The EITC, increases to CAP and MSR, and the CAP repayment funding have been keystones of the Jewish day school community’s advocacy agenda for the last few years. Together with the school security funding and other items that benefit the non-public school community, their passage could result in millions of dollars for New York’s Jewish day schools.
“While we are pleased these items are in Gov. Cuomo’s proposed budget, we must continue to advocate for them between now and when the state budget closes at the end of March,” said Adler. Last year, OU Advocacy-Teach NYS coordinated 17 meetings at schools with legislators, organized three advocacy missions to Albany, and successfully encouraged community members throughout the state to write more than 3,000 letters to lawmakers.
This year, to support its legislative agenda in Albany, OU Advocacy-Teach NYS has planned two regional missions to the Statehouse—the first from Manhattan, the Bronx and Westchester, and the second from Brooklyn, Queens and Long Island—for community members to meet with state legislators and demonstrate their support of education affordability, particularly the EITC. In addition, OU Advocacy-Teach NYS is organizing a joint mission to Albany with Yachad, the flagship program of the OU’s National Jewish Council for Disabilities. And in conjunction with the Yeshivah of Flatbush and Nazareth Regional High School, a Catholic school, OU Advocacy is working with high school students to teach them about the value of political advocacy. After an advocacy training day with students from each high school, the entire group of students will head to Albany to advocate for the EITC bill.
In New York City, OU Advocacy-Teach NYS has just launched a campaign to increase access for Jewish day schools to Mayor Bill de Blasio’s universal pre-kindergarten program.
Since the inception of the Mayor’s expanded Universal Pre-K (UPK) program in January 2014, OU Advocacy-Teach NYS has been advocating for full inclusion for all Jewish day school students. Unfortunately, 89 percent of pre-school aged students within the Jewish day school community are not able to participate in a full-day UPK program. This is due to the difficulty Jewish day schools encounter in order to adequately accommodate the 6 hours and 20 minutes of uninterrupted secular instruction required by the City program while still maintaining appropriate levels of privately-funded religious instruction.
“Together with our coalition of New York City Jewish day schools, we have asked the Mayor repeatedly to make the requirements of the full-day UPK program more flexible and to expand the slots available for the half-day UPK program, in order for the Mayor to realize his vision of universal pre-K education for every child in New York City.

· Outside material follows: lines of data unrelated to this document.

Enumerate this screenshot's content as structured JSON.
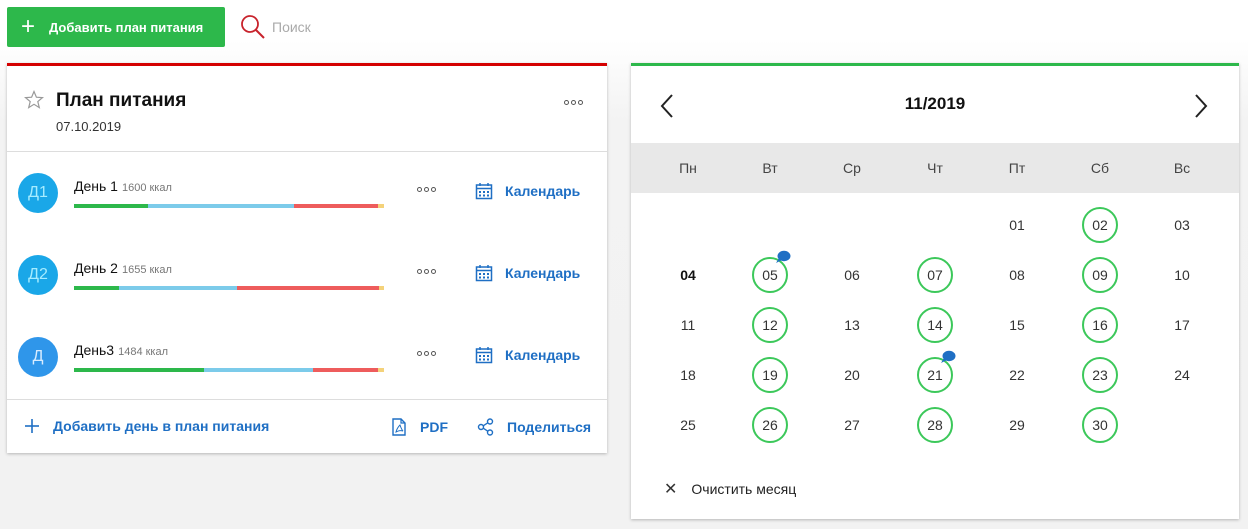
{
  "toolbar": {
    "add_plan_label": "Добавить план питания",
    "search_placeholder": "Поиск"
  },
  "plan": {
    "title": "План питания",
    "date": "07.10.2019",
    "days": [
      {
        "avatar": "Д1",
        "name": "День 1",
        "kcal": "1600 ккал",
        "calendar_label": "Календарь",
        "macros": {
          "protein": 0.24,
          "carbs": 0.47,
          "fat": 0.27,
          "other": 0.02
        }
      },
      {
        "avatar": "Д2",
        "name": "День 2",
        "kcal": "1655 ккал",
        "calendar_label": "Календарь",
        "macros": {
          "protein": 0.145,
          "carbs": 0.38,
          "fat": 0.46,
          "other": 0.015
        }
      },
      {
        "avatar": "Д",
        "name": "День3",
        "kcal": "1484 ккал",
        "calendar_label": "Календарь",
        "macros": {
          "protein": 0.42,
          "carbs": 0.35,
          "fat": 0.21,
          "other": 0.02
        }
      }
    ],
    "footer": {
      "add_day_label": "Добавить день в план питания",
      "pdf_label": "PDF",
      "share_label": "Поделиться"
    }
  },
  "calendar": {
    "month_label": "11/2019",
    "weekdays": [
      "Пн",
      "Вт",
      "Ср",
      "Чт",
      "Пт",
      "Сб",
      "Вс"
    ],
    "first_weekday_index": 4,
    "days": [
      "01",
      "02",
      "03",
      "04",
      "05",
      "06",
      "07",
      "08",
      "09",
      "10",
      "11",
      "12",
      "13",
      "14",
      "15",
      "16",
      "17",
      "18",
      "19",
      "20",
      "21",
      "22",
      "23",
      "24",
      "25",
      "26",
      "27",
      "28",
      "29",
      "30"
    ],
    "marked_days": [
      "02",
      "05",
      "07",
      "09",
      "12",
      "14",
      "16",
      "19",
      "21",
      "23",
      "26",
      "28",
      "30"
    ],
    "comment_days": [
      "05",
      "21"
    ],
    "today": "04",
    "clear_label": "Очистить месяц"
  },
  "colors": {
    "accent_green": "#2db84b",
    "plan_border_red": "#d40000",
    "link_blue": "#1f6fc4",
    "avatar_blue": "#1aa7e8",
    "macro_protein": "#2db84b",
    "macro_carbs": "#7ccbea",
    "macro_fat": "#ee5c5c",
    "macro_other": "#f4d27a",
    "marked_ring": "#3cc85a",
    "comment_bubble": "#1f6fc4"
  },
  "icons": {
    "add": "plus-icon",
    "search": "search-icon",
    "favorite": "star-icon",
    "more": "more-dots-icon",
    "calendar": "calendar-icon",
    "pdf": "pdf-icon",
    "share": "share-icon",
    "prev": "chevron-left-icon",
    "next": "chevron-right-icon",
    "clear": "close-icon",
    "comment": "comment-bubble-icon"
  }
}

Unfortunately, Mayor de Blasio has responded to our requests with no clear plan or timetable for including Jewish day school students,” Litwack added.
OU Advocacy-Teach NYS is encouraging all New Yorkers to contact Mayor de Blasio today and urge him to accommodate the needs of the Jewish day school community by making the restrictive hour requirements more flexible and adding enough slots to the program for Jewish day school students.